AIM OF THE EXERCISE: Every record must come back unchanged, apart from the pictures, which are dropped.

SOURCE RECORDS:
--- START ---
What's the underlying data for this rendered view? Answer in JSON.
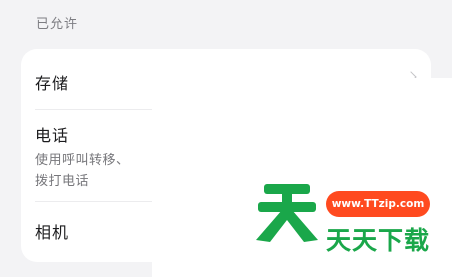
{
  "section": {
    "header": "已允许"
  },
  "permissions": [
    {
      "title": "存储"
    },
    {
      "title": "电话",
      "description_line1": "使用呼叫转移、",
      "description_line2": "拨打电话"
    },
    {
      "title": "相机"
    }
  ],
  "watermark": {
    "url": "www.TTzip.com",
    "name": "天天下载",
    "colors": {
      "green": "#1aa74a",
      "orange": "#ff4a1f"
    }
  }
}
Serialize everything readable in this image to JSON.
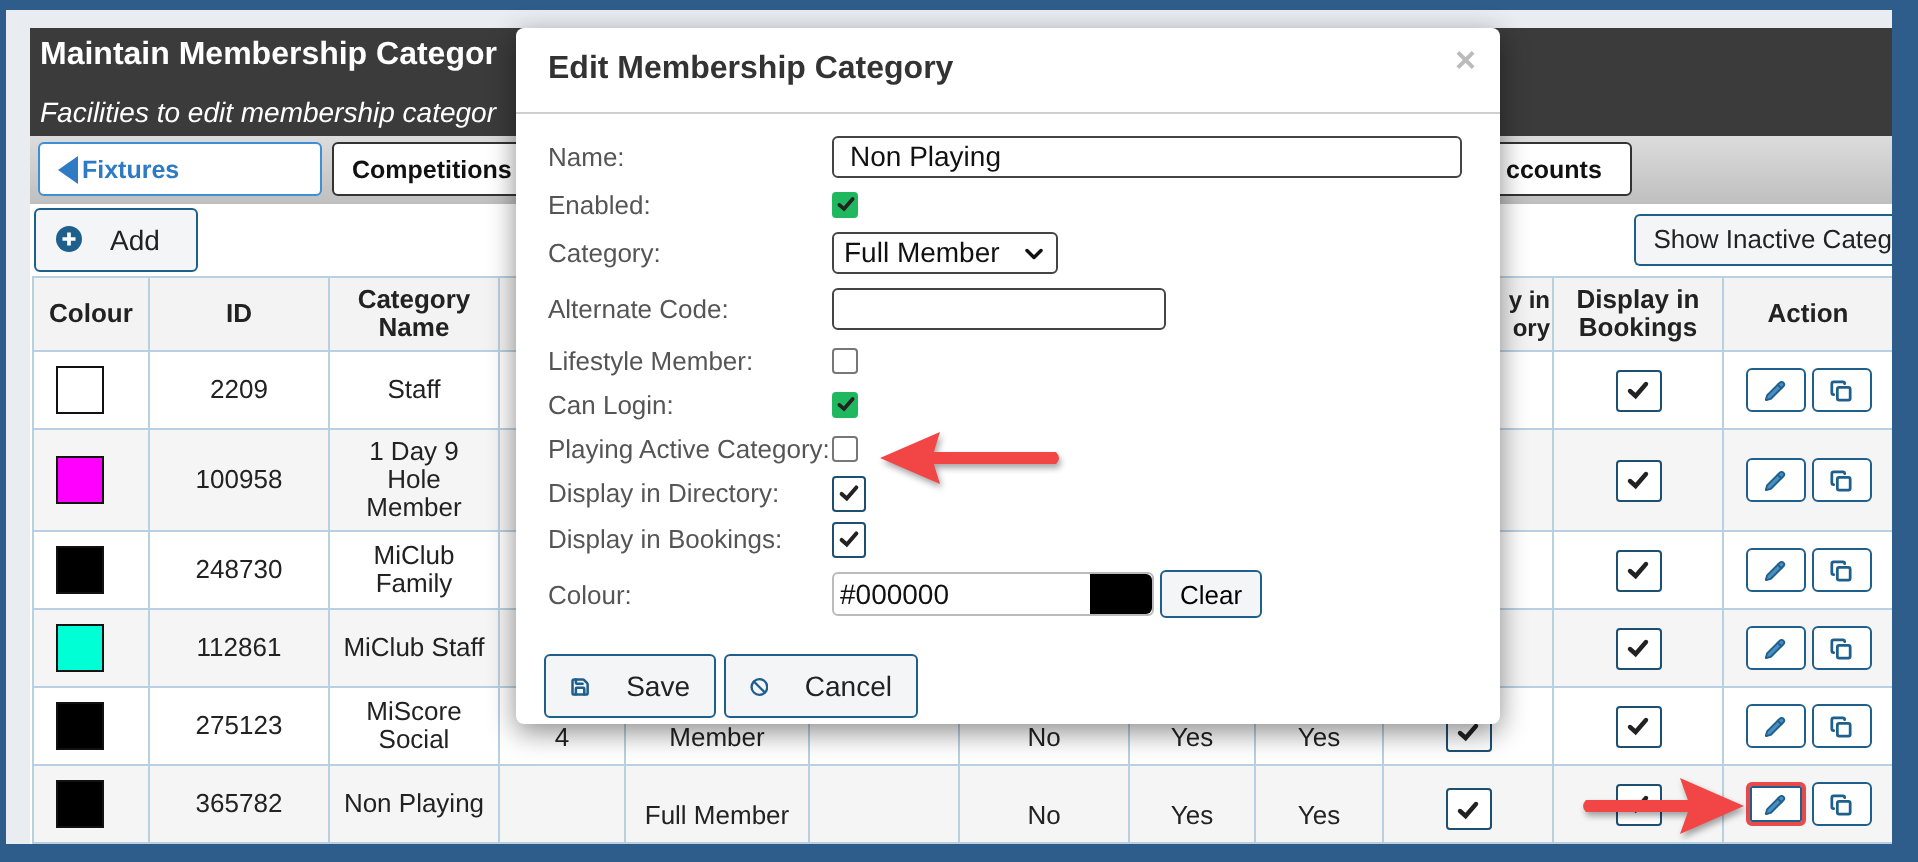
{
  "header": {
    "title": "Maintain Membership Categor",
    "subtitle": "Facilities to edit membership categor"
  },
  "nav_tabs": [
    {
      "label": "Fixtures",
      "kind": "back",
      "selected": true
    },
    {
      "label": "Competitions",
      "kind": "plain",
      "selected": false
    },
    {
      "label": "ccounts",
      "kind": "plain",
      "selected": false
    }
  ],
  "add_button": "Add",
  "show_inactive_button": "Show Inactive Categ",
  "table": {
    "columns": [
      "Colour",
      "ID",
      "Category Name",
      "y in ory",
      "Display in Bookings",
      "Action"
    ],
    "rows": [
      {
        "color": "#ffffff",
        "id": "2209",
        "name": "Staff",
        "in_bookings": true,
        "edit_highlighted": false
      },
      {
        "color": "#ff00ff",
        "id": "100958",
        "name": "1 Day 9 Hole Member",
        "in_bookings": true,
        "edit_highlighted": false
      },
      {
        "color": "#000000",
        "id": "248730",
        "name": "MiClub Family",
        "in_bookings": true,
        "edit_highlighted": false
      },
      {
        "color": "#00ffd5",
        "id": "112861",
        "name": "MiClub Staff",
        "in_bookings": true,
        "edit_highlighted": false
      },
      {
        "color": "#000000",
        "id": "275123",
        "name": "MiScore Social",
        "column_4": "4",
        "column_5": "Member",
        "column_7": "No",
        "column_8": "Yes",
        "column_9": "Yes",
        "in_directory": true,
        "in_bookings": true,
        "edit_highlighted": false
      },
      {
        "color": "#000000",
        "id": "365782",
        "name": "Non Playing",
        "column_5": "Full Member",
        "column_7": "No",
        "column_8": "Yes",
        "column_9": "Yes",
        "in_directory": true,
        "in_bookings": true,
        "edit_highlighted": true
      }
    ]
  },
  "dialog": {
    "title": "Edit Membership Category",
    "close": "×",
    "fields": [
      {
        "label": "Name:",
        "kind": "text",
        "value": "Non Playing"
      },
      {
        "label": "Enabled:",
        "kind": "checkbox",
        "checked": true
      },
      {
        "label": "Category:",
        "kind": "select",
        "value": "Full Member"
      },
      {
        "label": "Alternate Code:",
        "kind": "short"
      },
      {
        "label": "Lifestyle Member:",
        "kind": "checkbox",
        "checked": false
      },
      {
        "label": "Can Login:",
        "kind": "checkbox",
        "checked": true
      },
      {
        "label": "Playing Active Category:",
        "kind": "checkbox",
        "checked": false
      },
      {
        "label": "Display in Directory:",
        "kind": "tickbox",
        "checked": true
      },
      {
        "label": "Display in Bookings:",
        "kind": "tickbox",
        "checked": true
      },
      {
        "label": "Colour:",
        "kind": "colour",
        "value": "#000000",
        "color": "#000000",
        "button": "Clear"
      }
    ],
    "buttons": [
      {
        "label": "Save",
        "kind": "save"
      },
      {
        "label": "Cancel",
        "kind": "cancel"
      }
    ]
  }
}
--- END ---
ANSWER BOX:
What's the underlying data for this rendered view? Answer in JSON.
{
  "section": {
    "header": "已允许"
  },
  "permissions": [
    {
      "title": "存储"
    },
    {
      "title": "电话",
      "description_line1": "使用呼叫转移、",
      "description_line2": "拨打电话"
    },
    {
      "title": "相机"
    }
  ],
  "watermark": {
    "url": "www.TTzip.com",
    "name": "天天下载",
    "colors": {
      "green": "#1aa74a",
      "orange": "#ff4a1f"
    }
  }
}
Serialize everything readable in this image to JSON.
{
  "header": {
    "title": "Maintain Membership Categor",
    "subtitle": "Facilities to edit membership categor"
  },
  "nav_tabs": [
    {
      "label": "Fixtures",
      "kind": "back",
      "selected": true
    },
    {
      "label": "Competitions",
      "kind": "plain",
      "selected": false
    },
    {
      "label": "ccounts",
      "kind": "plain",
      "selected": false
    }
  ],
  "add_button": "Add",
  "show_inactive_button": "Show Inactive Categ",
  "table": {
    "columns": [
      "Colour",
      "ID",
      "Category Name",
      "y in ory",
      "Display in Bookings",
      "Action"
    ],
    "rows": [
      {
        "color": "#ffffff",
        "id": "2209",
        "name": "Staff",
        "in_bookings": true,
        "edit_highlighted": false
      },
      {
        "color": "#ff00ff",
        "id": "100958",
        "name": "1 Day 9 Hole Member",
        "in_bookings": true,
        "edit_highlighted": false
      },
      {
        "color": "#000000",
        "id": "248730",
        "name": "MiClub Family",
        "in_bookings": true,
        "edit_highlighted": false
      },
      {
        "color": "#00ffd5",
        "id": "112861",
        "name": "MiClub Staff",
        "in_bookings": true,
        "edit_highlighted": false
      },
      {
        "color": "#000000",
        "id": "275123",
        "name": "MiScore Social",
        "column_4": "4",
        "column_5": "Member",
        "column_7": "No",
        "column_8": "Yes",
        "column_9": "Yes",
        "in_directory": true,
        "in_bookings": true,
        "edit_highlighted": false
      },
      {
        "color": "#000000",
        "id": "365782",
        "name": "Non Playing",
        "column_5": "Full Member",
        "column_7": "No",
        "column_8": "Yes",
        "column_9": "Yes",
        "in_directory": true,
        "in_bookings": true,
        "edit_highlighted": true
      }
    ]
  },
  "dialog": {
    "title": "Edit Membership Category",
    "close": "×",
    "fields": [
      {
        "label": "Name:",
        "kind": "text",
        "value": "Non Playing"
      },
      {
        "label": "Enabled:",
        "kind": "checkbox",
        "checked": true
      },
      {
        "label": "Category:",
        "kind": "select",
        "value": "Full Member"
      },
      {
        "label": "Alternate Code:",
        "kind": "short"
      },
      {
        "label": "Lifestyle Member:",
        "kind": "checkbox",
        "checked": false
      },
      {
        "label": "Can Login:",
        "kind": "checkbox",
        "checked": true
      },
      {
        "label": "Playing Active Category:",
        "kind": "checkbox",
        "checked": false
      },
      {
        "label": "Display in Directory:",
        "kind": "tickbox",
        "checked": true
      },
      {
        "label": "Display in Bookings:",
        "kind": "tickbox",
        "checked": true
      },
      {
        "label": "Colour:",
        "kind": "colour",
        "value": "#000000",
        "color": "#000000",
        "button": "Clear"
      }
    ],
    "buttons": [
      {
        "label": "Save",
        "kind": "save"
      },
      {
        "label": "Cancel",
        "kind": "cancel"
      }
    ]
  }
}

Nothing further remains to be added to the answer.